Furthermore, you can see historical data from what's sold in the secondary market as well.
This is a great feature if you're looking to gain some liquidity from your fractional ownership before the exit of a painting.
Masterworks is an interesting platform. The ability to invest in fine art is attractive, and may be interesting to some investors looking to diversify into alternative investments.
However, the fees are very high compared to stocks and ETFs (but on par with other illiquid investments like real estate and private equity), and there is no guarantee on appreciation. While the short-term history looks good on paper, there are a lot of unknowns in the future.
We aren’t questioning the fact that it would be nice to own a Picasso or Warhol. But until Masterworks’ platform is completely proven over time, we caution against investing funds that you can't afford to lose - especially during the 3 to 10 year timeframe that Masterworks intends to hold the art for.
Commissions and Fees
Ease of Use
Products and Services
Diversification and Risk Mitigation
Masterworks is an investing platform that allows you to buy fractional shares of artwork.
- Invest in artwork as an alternative asset class
- No minimum investment
- A secondary marketplace allows you to buy and sell your shares
- Art returns show promise over time versus other asset classes
- Illiquid investments pose a risk
- Higher fees compared to other investment products, but on-par with other illiquid assets
Robert Farrington is America’s Millennial Money Expert® and America’s Student Loan Debt Expert™, and the founder of The College Investor, a personal finance site dedicated to helping millennials escape student loan debt to start investing and building wealth for the future. You can learn more about him on the About Page, or on his personal site RobertFarrington.com.
He regularly writes about investing, student loan debt, and general personal finance topics geared towards anyone wanting to earn more, get out of debt, and start building wealth for the future.

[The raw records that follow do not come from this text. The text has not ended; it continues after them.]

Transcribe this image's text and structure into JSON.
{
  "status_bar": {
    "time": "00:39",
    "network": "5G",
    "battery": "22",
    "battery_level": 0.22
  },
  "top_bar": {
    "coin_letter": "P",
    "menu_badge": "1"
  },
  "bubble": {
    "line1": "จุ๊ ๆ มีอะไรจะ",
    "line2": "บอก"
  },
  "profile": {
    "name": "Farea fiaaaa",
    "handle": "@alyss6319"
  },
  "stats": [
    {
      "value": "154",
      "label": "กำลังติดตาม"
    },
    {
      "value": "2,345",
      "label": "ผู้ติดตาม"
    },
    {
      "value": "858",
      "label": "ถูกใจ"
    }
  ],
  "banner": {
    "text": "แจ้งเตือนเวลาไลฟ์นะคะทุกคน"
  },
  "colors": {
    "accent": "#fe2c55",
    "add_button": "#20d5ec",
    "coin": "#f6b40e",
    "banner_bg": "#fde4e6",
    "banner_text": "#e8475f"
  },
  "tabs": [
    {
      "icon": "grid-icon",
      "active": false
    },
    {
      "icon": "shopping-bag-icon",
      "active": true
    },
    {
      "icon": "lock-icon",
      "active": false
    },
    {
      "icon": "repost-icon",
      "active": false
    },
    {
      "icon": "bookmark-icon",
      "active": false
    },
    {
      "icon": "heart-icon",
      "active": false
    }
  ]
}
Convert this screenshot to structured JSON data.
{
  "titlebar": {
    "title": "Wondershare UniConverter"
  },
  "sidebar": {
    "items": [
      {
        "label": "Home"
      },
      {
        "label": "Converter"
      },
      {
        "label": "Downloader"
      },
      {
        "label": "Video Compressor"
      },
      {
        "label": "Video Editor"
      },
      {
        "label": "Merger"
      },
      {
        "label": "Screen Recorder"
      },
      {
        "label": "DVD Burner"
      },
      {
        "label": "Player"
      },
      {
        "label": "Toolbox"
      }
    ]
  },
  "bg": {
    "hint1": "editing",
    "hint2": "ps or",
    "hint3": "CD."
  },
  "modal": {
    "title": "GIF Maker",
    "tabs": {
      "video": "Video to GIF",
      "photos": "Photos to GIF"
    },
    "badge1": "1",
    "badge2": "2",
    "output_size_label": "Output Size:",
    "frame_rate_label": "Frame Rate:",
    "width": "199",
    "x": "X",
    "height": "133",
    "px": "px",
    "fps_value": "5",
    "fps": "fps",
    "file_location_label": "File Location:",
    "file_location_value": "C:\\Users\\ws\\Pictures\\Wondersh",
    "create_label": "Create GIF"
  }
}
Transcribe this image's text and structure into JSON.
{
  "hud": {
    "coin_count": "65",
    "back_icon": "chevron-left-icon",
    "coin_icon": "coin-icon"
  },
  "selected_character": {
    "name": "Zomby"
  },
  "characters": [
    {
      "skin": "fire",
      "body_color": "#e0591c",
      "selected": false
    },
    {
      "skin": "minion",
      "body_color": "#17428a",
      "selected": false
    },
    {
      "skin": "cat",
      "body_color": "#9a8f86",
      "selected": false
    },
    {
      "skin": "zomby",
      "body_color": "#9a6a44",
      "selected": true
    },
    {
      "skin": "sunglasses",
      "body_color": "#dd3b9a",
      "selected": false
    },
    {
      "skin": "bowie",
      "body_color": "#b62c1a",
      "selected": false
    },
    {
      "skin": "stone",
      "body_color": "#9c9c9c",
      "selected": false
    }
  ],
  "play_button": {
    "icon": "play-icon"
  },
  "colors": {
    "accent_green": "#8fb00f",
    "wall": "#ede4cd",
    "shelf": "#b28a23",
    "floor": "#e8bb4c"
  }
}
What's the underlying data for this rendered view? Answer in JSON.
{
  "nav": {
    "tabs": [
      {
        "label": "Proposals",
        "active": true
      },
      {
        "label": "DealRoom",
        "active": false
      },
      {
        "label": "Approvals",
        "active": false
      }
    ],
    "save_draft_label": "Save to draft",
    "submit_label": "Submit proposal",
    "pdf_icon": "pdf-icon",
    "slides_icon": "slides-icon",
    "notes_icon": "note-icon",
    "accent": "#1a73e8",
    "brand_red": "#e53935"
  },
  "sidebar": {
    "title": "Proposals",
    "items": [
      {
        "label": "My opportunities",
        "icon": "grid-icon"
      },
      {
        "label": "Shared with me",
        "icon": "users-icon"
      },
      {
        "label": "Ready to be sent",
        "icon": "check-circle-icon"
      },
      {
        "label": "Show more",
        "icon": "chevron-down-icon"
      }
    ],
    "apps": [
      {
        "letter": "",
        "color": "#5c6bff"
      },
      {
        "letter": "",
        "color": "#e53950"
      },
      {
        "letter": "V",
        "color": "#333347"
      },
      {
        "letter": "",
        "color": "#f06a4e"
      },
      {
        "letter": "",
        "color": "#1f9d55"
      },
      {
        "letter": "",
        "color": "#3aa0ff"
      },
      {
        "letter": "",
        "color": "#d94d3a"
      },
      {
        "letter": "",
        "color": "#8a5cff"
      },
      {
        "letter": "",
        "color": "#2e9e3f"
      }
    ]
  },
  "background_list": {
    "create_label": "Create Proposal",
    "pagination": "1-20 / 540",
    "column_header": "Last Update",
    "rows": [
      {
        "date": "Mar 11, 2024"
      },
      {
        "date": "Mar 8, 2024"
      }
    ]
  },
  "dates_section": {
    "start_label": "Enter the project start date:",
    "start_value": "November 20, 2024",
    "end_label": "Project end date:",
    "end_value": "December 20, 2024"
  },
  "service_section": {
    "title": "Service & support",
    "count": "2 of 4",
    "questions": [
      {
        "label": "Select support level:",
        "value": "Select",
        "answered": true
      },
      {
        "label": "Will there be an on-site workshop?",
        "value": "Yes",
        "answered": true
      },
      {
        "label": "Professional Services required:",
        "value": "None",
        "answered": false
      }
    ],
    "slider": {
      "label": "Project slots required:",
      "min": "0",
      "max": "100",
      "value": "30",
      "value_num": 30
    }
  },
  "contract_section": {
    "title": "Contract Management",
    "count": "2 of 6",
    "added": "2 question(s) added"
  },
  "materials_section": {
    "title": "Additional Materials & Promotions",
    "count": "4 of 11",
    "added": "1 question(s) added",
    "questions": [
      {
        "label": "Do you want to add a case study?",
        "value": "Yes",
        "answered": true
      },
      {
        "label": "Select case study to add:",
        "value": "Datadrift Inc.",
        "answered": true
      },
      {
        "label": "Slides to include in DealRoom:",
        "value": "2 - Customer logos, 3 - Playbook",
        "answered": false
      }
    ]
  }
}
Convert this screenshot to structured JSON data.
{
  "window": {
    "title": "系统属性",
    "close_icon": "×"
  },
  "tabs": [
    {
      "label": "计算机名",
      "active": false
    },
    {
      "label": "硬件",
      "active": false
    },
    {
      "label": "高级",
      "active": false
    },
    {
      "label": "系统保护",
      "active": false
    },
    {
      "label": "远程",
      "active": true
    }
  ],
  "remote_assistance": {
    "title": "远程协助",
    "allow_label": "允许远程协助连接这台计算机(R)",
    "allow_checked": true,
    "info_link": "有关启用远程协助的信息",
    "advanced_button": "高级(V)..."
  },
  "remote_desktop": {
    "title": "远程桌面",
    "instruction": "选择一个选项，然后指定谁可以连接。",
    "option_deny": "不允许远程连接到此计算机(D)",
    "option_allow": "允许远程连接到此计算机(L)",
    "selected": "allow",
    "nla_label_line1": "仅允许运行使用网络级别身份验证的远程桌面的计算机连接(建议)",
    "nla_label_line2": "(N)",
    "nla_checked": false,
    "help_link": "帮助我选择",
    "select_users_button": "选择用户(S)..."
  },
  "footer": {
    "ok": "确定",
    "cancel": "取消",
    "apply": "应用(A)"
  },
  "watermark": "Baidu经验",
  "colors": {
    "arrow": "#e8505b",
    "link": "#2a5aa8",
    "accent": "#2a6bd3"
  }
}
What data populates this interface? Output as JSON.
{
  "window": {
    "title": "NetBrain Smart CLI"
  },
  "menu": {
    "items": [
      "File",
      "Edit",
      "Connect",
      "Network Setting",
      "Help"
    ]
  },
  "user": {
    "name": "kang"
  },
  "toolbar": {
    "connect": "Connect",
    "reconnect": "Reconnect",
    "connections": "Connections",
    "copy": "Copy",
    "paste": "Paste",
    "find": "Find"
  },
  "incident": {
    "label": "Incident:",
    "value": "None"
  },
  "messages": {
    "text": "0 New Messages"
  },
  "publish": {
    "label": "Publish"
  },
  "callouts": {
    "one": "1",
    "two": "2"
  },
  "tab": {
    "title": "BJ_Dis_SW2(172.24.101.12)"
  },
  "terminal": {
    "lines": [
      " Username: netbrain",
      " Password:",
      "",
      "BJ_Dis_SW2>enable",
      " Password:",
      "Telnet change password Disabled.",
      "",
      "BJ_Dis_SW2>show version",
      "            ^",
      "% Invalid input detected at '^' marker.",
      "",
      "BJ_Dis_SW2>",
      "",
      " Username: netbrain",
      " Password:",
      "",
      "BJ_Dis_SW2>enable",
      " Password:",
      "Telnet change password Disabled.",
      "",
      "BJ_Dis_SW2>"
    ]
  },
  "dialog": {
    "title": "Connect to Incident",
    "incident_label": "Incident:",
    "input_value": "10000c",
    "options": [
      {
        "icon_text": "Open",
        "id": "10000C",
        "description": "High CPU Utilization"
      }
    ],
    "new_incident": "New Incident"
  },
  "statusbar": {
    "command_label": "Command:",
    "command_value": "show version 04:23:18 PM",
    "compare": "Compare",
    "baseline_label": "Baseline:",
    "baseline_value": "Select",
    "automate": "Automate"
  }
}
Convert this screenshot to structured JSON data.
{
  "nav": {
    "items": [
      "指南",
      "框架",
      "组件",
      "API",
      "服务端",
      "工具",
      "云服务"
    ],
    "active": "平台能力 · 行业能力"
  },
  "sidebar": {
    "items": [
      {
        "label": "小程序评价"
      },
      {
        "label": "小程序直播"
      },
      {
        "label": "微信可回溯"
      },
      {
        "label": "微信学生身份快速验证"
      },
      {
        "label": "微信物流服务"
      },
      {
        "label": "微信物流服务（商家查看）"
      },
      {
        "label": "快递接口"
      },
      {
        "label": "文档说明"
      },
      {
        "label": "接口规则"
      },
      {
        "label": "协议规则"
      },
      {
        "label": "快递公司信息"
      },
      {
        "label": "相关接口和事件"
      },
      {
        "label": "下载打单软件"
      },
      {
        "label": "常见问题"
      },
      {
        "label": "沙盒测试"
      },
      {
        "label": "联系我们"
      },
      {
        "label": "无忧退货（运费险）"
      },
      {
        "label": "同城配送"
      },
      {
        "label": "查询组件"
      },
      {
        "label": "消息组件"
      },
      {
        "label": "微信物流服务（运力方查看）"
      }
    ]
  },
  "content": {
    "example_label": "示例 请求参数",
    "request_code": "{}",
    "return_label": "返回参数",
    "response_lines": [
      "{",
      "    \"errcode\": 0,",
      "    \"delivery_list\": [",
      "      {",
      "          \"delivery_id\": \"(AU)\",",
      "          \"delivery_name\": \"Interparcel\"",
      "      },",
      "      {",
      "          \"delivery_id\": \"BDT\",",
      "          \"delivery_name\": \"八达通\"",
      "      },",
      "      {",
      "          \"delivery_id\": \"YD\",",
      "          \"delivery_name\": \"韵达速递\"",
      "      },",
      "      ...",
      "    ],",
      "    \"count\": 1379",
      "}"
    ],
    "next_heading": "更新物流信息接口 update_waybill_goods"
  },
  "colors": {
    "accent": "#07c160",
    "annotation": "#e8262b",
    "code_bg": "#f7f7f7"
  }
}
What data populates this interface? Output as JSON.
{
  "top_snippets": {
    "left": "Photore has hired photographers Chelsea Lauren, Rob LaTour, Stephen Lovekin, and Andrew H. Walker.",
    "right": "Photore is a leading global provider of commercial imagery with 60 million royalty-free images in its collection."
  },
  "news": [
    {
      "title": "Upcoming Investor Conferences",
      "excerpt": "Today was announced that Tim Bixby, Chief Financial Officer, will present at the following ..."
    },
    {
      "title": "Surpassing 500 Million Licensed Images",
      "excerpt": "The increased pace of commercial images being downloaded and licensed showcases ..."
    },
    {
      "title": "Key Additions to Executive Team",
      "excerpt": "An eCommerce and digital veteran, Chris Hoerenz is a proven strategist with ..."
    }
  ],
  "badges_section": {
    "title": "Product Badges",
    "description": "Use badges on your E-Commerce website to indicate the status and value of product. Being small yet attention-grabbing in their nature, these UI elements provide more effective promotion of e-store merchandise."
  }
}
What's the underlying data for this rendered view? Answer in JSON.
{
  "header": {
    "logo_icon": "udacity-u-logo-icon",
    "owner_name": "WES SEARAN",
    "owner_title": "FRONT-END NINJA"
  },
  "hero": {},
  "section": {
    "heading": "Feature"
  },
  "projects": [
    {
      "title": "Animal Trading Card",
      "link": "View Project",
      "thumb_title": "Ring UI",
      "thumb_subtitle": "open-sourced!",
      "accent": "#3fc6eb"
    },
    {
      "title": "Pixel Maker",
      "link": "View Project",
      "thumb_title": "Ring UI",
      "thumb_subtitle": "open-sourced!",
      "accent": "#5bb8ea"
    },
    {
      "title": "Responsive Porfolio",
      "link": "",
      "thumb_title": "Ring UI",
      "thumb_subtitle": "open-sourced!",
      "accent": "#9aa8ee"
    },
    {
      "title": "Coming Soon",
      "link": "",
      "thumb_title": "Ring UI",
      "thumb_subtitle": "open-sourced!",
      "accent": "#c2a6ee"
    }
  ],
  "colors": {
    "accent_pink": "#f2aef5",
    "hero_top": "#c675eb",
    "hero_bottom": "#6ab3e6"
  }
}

He has been quoted in major publications including the New York Times, Washington Post, Fox, ABC, NBC, and more. He is also a regular contributor to Forbes.